▸ **Extracted material**

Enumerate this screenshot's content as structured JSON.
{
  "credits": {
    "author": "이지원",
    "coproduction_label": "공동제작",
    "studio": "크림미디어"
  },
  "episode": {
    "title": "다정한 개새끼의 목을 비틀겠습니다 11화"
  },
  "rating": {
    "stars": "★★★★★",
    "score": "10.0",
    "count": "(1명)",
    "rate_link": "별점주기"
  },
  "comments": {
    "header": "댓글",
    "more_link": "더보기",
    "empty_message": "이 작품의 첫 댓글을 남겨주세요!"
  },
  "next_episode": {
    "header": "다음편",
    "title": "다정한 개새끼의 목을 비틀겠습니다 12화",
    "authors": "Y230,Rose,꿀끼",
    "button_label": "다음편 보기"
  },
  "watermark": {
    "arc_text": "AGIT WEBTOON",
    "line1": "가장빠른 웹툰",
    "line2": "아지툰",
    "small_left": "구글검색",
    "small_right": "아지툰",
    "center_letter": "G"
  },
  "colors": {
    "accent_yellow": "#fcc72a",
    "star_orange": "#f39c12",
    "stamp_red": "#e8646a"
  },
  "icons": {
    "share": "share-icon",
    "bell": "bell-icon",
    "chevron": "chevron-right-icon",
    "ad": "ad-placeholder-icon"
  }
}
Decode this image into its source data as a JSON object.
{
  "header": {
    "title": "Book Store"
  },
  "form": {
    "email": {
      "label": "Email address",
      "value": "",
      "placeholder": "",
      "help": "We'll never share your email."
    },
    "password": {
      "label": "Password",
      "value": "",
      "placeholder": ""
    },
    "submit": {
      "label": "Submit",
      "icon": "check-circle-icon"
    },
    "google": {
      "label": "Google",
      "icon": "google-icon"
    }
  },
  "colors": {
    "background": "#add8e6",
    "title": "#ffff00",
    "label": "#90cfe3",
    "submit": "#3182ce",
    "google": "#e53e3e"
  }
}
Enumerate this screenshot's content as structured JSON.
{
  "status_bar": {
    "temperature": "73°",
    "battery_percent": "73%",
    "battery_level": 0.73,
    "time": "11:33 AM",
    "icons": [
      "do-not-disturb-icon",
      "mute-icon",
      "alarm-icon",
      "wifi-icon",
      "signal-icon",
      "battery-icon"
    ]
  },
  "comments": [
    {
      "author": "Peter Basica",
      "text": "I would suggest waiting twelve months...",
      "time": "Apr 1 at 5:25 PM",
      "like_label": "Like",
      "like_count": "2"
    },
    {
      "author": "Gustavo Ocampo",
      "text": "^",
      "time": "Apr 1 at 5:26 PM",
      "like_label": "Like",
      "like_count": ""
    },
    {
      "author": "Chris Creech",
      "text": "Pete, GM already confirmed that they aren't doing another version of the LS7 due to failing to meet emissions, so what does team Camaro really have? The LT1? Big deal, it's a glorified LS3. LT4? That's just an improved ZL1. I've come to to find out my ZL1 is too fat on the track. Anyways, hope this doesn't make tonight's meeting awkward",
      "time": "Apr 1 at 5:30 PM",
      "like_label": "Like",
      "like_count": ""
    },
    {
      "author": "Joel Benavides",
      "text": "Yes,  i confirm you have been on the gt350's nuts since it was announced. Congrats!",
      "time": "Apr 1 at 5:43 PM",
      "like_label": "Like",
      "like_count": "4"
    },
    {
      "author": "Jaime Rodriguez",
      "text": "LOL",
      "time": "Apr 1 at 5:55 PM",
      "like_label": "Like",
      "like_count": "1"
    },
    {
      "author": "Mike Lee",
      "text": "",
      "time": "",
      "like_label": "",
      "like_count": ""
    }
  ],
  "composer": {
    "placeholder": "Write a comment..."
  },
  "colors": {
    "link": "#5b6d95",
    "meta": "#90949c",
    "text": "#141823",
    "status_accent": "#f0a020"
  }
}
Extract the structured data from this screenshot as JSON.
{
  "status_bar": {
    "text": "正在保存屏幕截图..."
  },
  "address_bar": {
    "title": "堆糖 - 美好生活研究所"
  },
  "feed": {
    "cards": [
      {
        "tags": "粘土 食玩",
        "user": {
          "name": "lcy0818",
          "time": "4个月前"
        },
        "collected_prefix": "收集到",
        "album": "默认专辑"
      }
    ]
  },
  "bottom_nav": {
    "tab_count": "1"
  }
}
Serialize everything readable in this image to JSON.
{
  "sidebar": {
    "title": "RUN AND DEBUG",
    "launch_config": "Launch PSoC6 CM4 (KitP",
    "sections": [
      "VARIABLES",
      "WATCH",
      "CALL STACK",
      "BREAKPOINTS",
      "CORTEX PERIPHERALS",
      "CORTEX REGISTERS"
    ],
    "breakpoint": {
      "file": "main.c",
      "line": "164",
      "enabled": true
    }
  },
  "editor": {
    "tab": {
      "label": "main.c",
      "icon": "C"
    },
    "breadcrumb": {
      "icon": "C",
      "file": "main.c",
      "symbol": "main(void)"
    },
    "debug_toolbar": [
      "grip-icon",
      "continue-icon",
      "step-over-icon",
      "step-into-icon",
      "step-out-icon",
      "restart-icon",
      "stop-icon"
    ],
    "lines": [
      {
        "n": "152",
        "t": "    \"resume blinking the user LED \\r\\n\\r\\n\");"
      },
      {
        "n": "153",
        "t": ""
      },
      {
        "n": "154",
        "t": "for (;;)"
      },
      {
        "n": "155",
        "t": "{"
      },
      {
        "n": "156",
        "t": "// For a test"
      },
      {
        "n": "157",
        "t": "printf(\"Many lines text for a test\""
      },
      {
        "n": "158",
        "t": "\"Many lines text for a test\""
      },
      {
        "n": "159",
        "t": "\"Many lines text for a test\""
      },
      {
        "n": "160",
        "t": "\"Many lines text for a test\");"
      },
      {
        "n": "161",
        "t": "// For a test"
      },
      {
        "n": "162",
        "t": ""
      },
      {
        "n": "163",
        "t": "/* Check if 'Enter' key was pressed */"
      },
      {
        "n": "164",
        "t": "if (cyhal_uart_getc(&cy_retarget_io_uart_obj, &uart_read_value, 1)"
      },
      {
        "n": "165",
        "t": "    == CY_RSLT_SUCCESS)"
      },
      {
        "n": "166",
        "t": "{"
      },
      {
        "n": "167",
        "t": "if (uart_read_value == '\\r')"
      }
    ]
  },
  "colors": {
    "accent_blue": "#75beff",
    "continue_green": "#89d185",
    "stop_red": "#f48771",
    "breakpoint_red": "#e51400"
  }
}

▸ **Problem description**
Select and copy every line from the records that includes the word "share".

▸ **Exercise output**
    "share": "share-icon",
      "help": "We'll never share your email."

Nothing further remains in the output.